### Exercise:
Determine which lines of the records include the word "файлов", and copy them.

### Data supplied:
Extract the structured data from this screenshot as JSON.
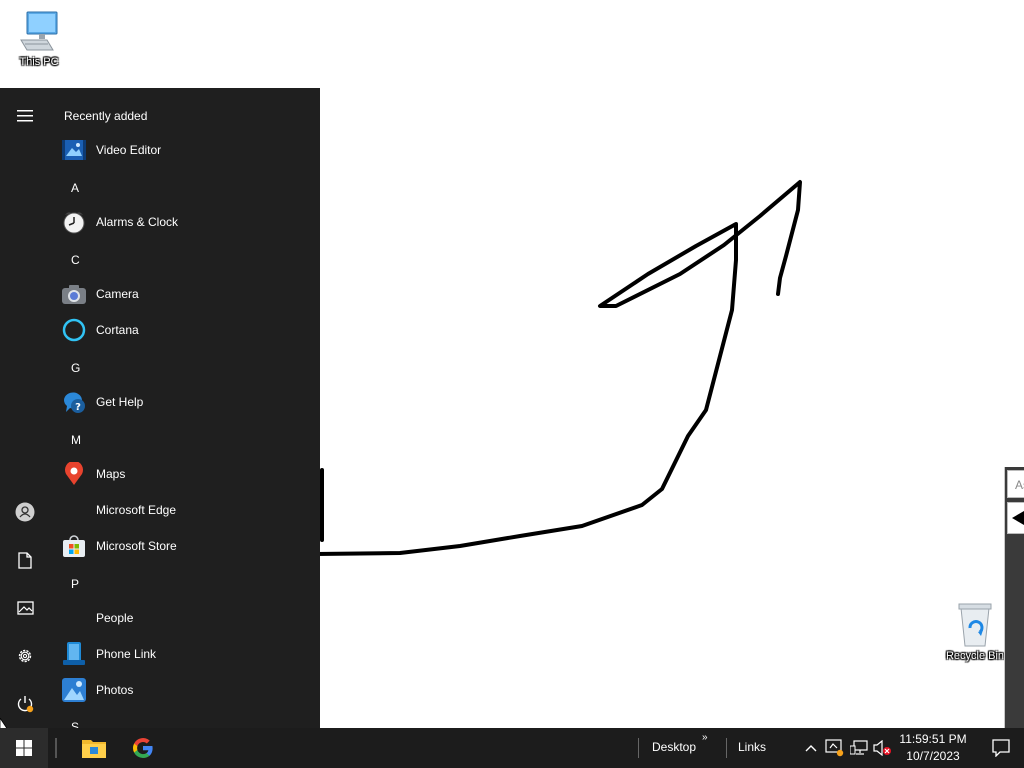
{
  "desktop": {
    "icons": [
      {
        "label": "This PC"
      },
      {
        "label": "Recycle Bin"
      }
    ]
  },
  "side_window": {
    "address_partial": "As"
  },
  "start_menu": {
    "section_title": "Recently added",
    "recent": [
      {
        "label": "Video Editor",
        "icon": "video-editor-icon"
      }
    ],
    "groups": [
      {
        "letter": "A",
        "apps": [
          {
            "label": "Alarms & Clock",
            "icon": "alarm-clock-icon"
          }
        ]
      },
      {
        "letter": "C",
        "apps": [
          {
            "label": "Camera",
            "icon": "camera-icon"
          },
          {
            "label": "Cortana",
            "icon": "cortana-icon"
          }
        ]
      },
      {
        "letter": "G",
        "apps": [
          {
            "label": "Get Help",
            "icon": "get-help-icon"
          }
        ]
      },
      {
        "letter": "M",
        "apps": [
          {
            "label": "Maps",
            "icon": "maps-icon"
          },
          {
            "label": "Microsoft Edge",
            "icon": ""
          },
          {
            "label": "Microsoft Store",
            "icon": "store-icon"
          }
        ]
      },
      {
        "letter": "P",
        "apps": [
          {
            "label": "People",
            "icon": ""
          },
          {
            "label": "Phone Link",
            "icon": "phone-link-icon"
          },
          {
            "label": "Photos",
            "icon": "photos-icon"
          }
        ]
      },
      {
        "letter": "S",
        "apps": []
      }
    ],
    "rail": [
      "hamburger-menu-icon",
      "user-account-icon",
      "documents-icon",
      "pictures-icon",
      "settings-gear-icon",
      "power-icon"
    ]
  },
  "taskbar": {
    "pinned": [
      "file-explorer-icon",
      "google-chrome-icon"
    ],
    "toolbars": {
      "desktop": "Desktop",
      "links": "Links"
    },
    "clock": {
      "time": "11:59:51 PM",
      "date": "10/7/2023"
    },
    "tray": [
      "chevron-up-icon",
      "security-icon",
      "network-icon",
      "volume-muted-icon"
    ]
  },
  "colors": {
    "start_bg": "#1f1f1f",
    "taskbar_bg": "#1c1c1c",
    "accent": "#0078d4"
  }
}
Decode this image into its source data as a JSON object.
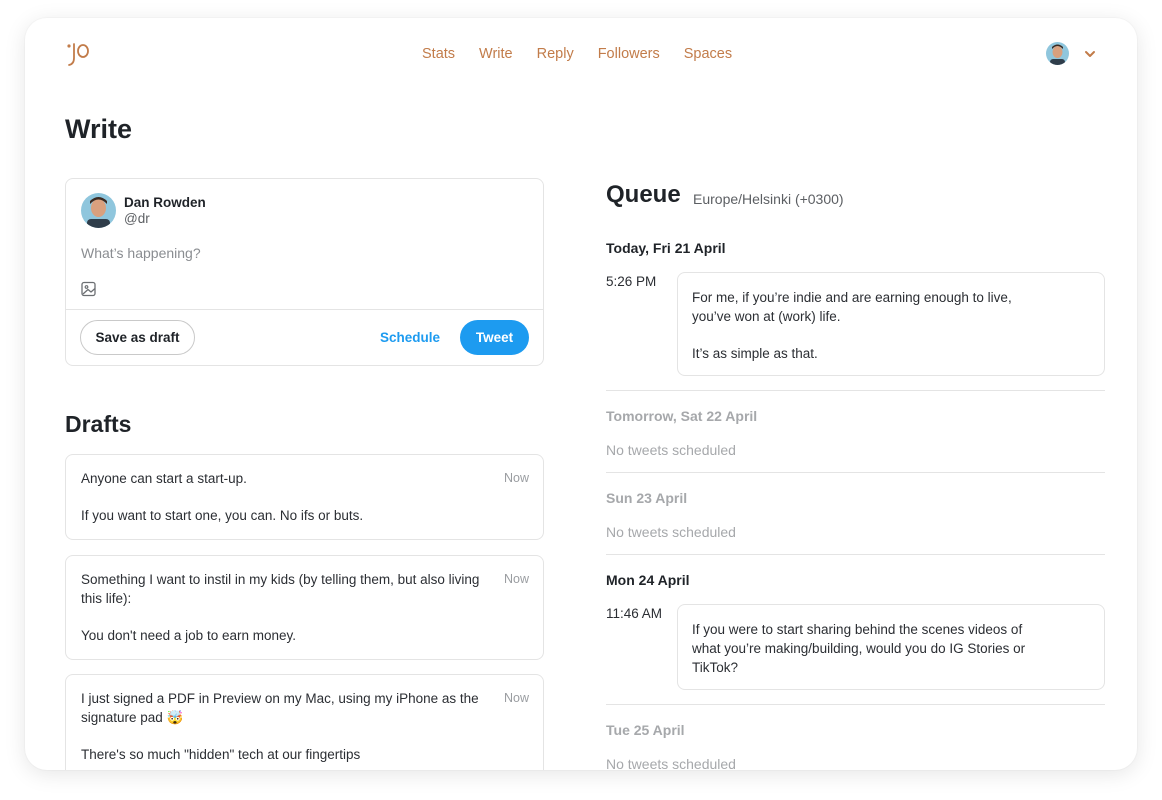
{
  "nav": {
    "items": [
      "Stats",
      "Write",
      "Reply",
      "Followers",
      "Spaces"
    ]
  },
  "page": {
    "title": "Write"
  },
  "composer": {
    "name": "Dan Rowden",
    "handle": "@dr",
    "placeholder": "What’s happening?",
    "save_label": "Save as draft",
    "schedule_label": "Schedule",
    "tweet_label": "Tweet"
  },
  "drafts": {
    "title": "Drafts",
    "items": [
      {
        "p1": "Anyone can start a start-up.",
        "p2": "If you want to start one, you can. No ifs or buts.",
        "time": "Now"
      },
      {
        "p1": "Something I want to instil in my kids (by telling them, but also living this life):",
        "p2": "You don't need a job to earn money.",
        "time": "Now"
      },
      {
        "p1": "I just signed a PDF in Preview on my Mac, using my iPhone as the signature pad 🤯",
        "p2": "There's so much \"hidden\" tech at our fingertips",
        "time": "Now"
      }
    ]
  },
  "queue": {
    "title": "Queue",
    "timezone": "Europe/Helsinki (+0300)",
    "days": [
      {
        "label": "Today, Fri 21 April",
        "time": "5:26 PM",
        "p1": "For me, if you’re indie and are earning enough to live, you’ve won at (work) life.",
        "p2": "It’s as simple as that."
      },
      {
        "label": "Tomorrow, Sat 22 April",
        "empty": "No tweets scheduled"
      },
      {
        "label": "Sun 23 April",
        "empty": "No tweets scheduled"
      },
      {
        "label": "Mon 24 April",
        "time": "11:46 AM",
        "p1": "If you were to start sharing behind the scenes videos of what you’re making/building, would you do IG Stories or TikTok?"
      },
      {
        "label": "Tue 25 April",
        "empty": "No tweets scheduled"
      }
    ]
  },
  "colors": {
    "accent": "#c27c4a",
    "primary": "#1d9bf0"
  },
  "icons": [
    "logo-icon",
    "avatar",
    "chevron-down-icon",
    "image-icon"
  ]
}
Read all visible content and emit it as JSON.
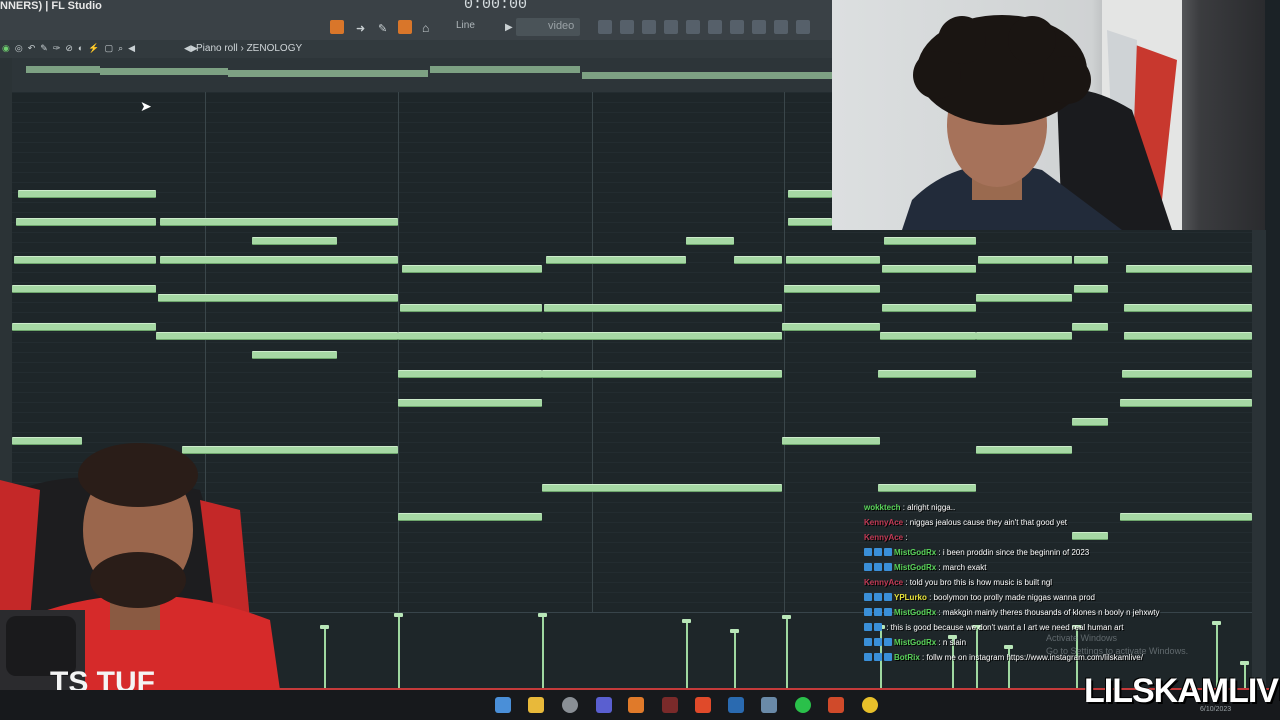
{
  "window": {
    "title": "NNERS) | FL Studio",
    "timecode": "0:00:00"
  },
  "toolbar": {
    "snap_label": "Line",
    "video_label": "video"
  },
  "piano_roll": {
    "title": "Piano roll › ZENOLOGY"
  },
  "chat": {
    "messages": [
      {
        "user": "wokktech",
        "text": ": alright nigga..",
        "user_color": "#5ad45a",
        "badges": 0
      },
      {
        "user": "KennyAce",
        "text": ": niggas jealous cause they ain't that good yet",
        "user_color": "#c23a55",
        "badges": 0
      },
      {
        "user": "KennyAce",
        "text": ":",
        "user_color": "#c23a55",
        "badges": 0
      },
      {
        "user": "MistGodRx",
        "text": ": i been proddin since the beginnin of 2023",
        "user_color": "#5ad45a",
        "badges": 3
      },
      {
        "user": "MistGodRx",
        "text": ": march exakt",
        "user_color": "#5ad45a",
        "badges": 3
      },
      {
        "user": "KennyAce",
        "text": ": told you bro this is how music is built ngl",
        "user_color": "#c23a55",
        "badges": 0
      },
      {
        "user": "YPLurko",
        "text": ": boolymon too prolly made niggas wanna prod",
        "user_color": "#e8e43a",
        "badges": 3
      },
      {
        "user": "MistGodRx",
        "text": ": makkgin mainly theres thousands of klones n booly n jehxwty",
        "user_color": "#5ad45a",
        "badges": 3
      },
      {
        "user": "",
        "text": ": this is good because we don't want a I art we need real human art",
        "user_color": "#c23a55",
        "badges": 2
      },
      {
        "user": "MistGodRx",
        "text": ": n slain",
        "user_color": "#5ad45a",
        "badges": 3
      },
      {
        "user": "BotRix",
        "text": ": follw me on instagram https://www.instagram.com/lilskamlive/",
        "user_color": "#5ad45a",
        "badges": 3
      }
    ]
  },
  "windows_notice": {
    "line1": "Activate Windows",
    "line2": "Go to Settings to activate Windows."
  },
  "watermark": "LILSKAMLIVE",
  "taskbar": {
    "date": "6/10/2023"
  },
  "colors": {
    "note": "#a6d8a4",
    "grid_bg": "#1e2629",
    "toolbar_bg": "#3a4146"
  }
}
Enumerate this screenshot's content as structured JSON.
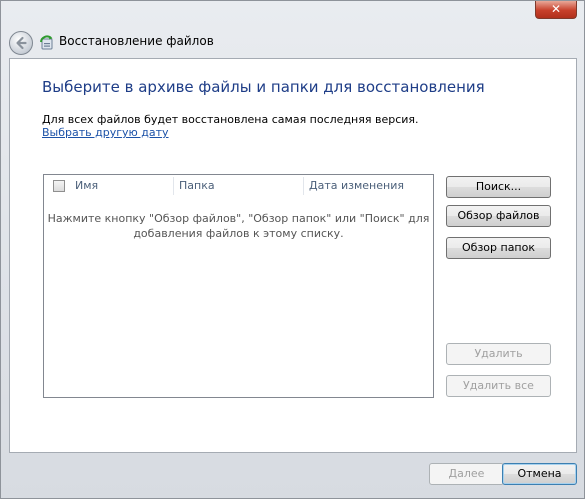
{
  "titlebar": {
    "close_label": "✕"
  },
  "nav": {
    "title": "Восстановление файлов",
    "icon": "restore-files-icon"
  },
  "main": {
    "heading": "Выберите в архиве файлы и папки для восстановления",
    "info_text": "Для всех файлов будет восстановлена самая последняя версия.",
    "date_link": "Выбрать другую дату"
  },
  "file_list": {
    "columns": [
      "Имя",
      "Папка",
      "Дата изменения"
    ],
    "empty_message_line1": "Нажмите кнопку \"Обзор файлов\", \"Обзор папок\" или \"Поиск\" для",
    "empty_message_line2": "добавления файлов к этому списку."
  },
  "side_buttons": {
    "search": "Поиск...",
    "browse_files": "Обзор файлов",
    "browse_folders": "Обзор папок",
    "remove": "Удалить",
    "remove_all": "Удалить все"
  },
  "footer": {
    "next": "Далее",
    "cancel": "Отмена"
  },
  "colors": {
    "heading": "#1e3d87",
    "link": "#1c52a8",
    "close": "#c7402b"
  }
}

### Response area:
    "title": "Восстановление файлов",
    "info_text": "Для всех файлов будет восстановлена самая последняя версия.",
    "empty_message_line1": "Нажмите кнопку \"Обзор файлов\", \"Обзор папок\" или \"Поиск\" для",
    "empty_message_line2": "добавления файлов к этому списку."
    "browse_files": "Обзор файлов",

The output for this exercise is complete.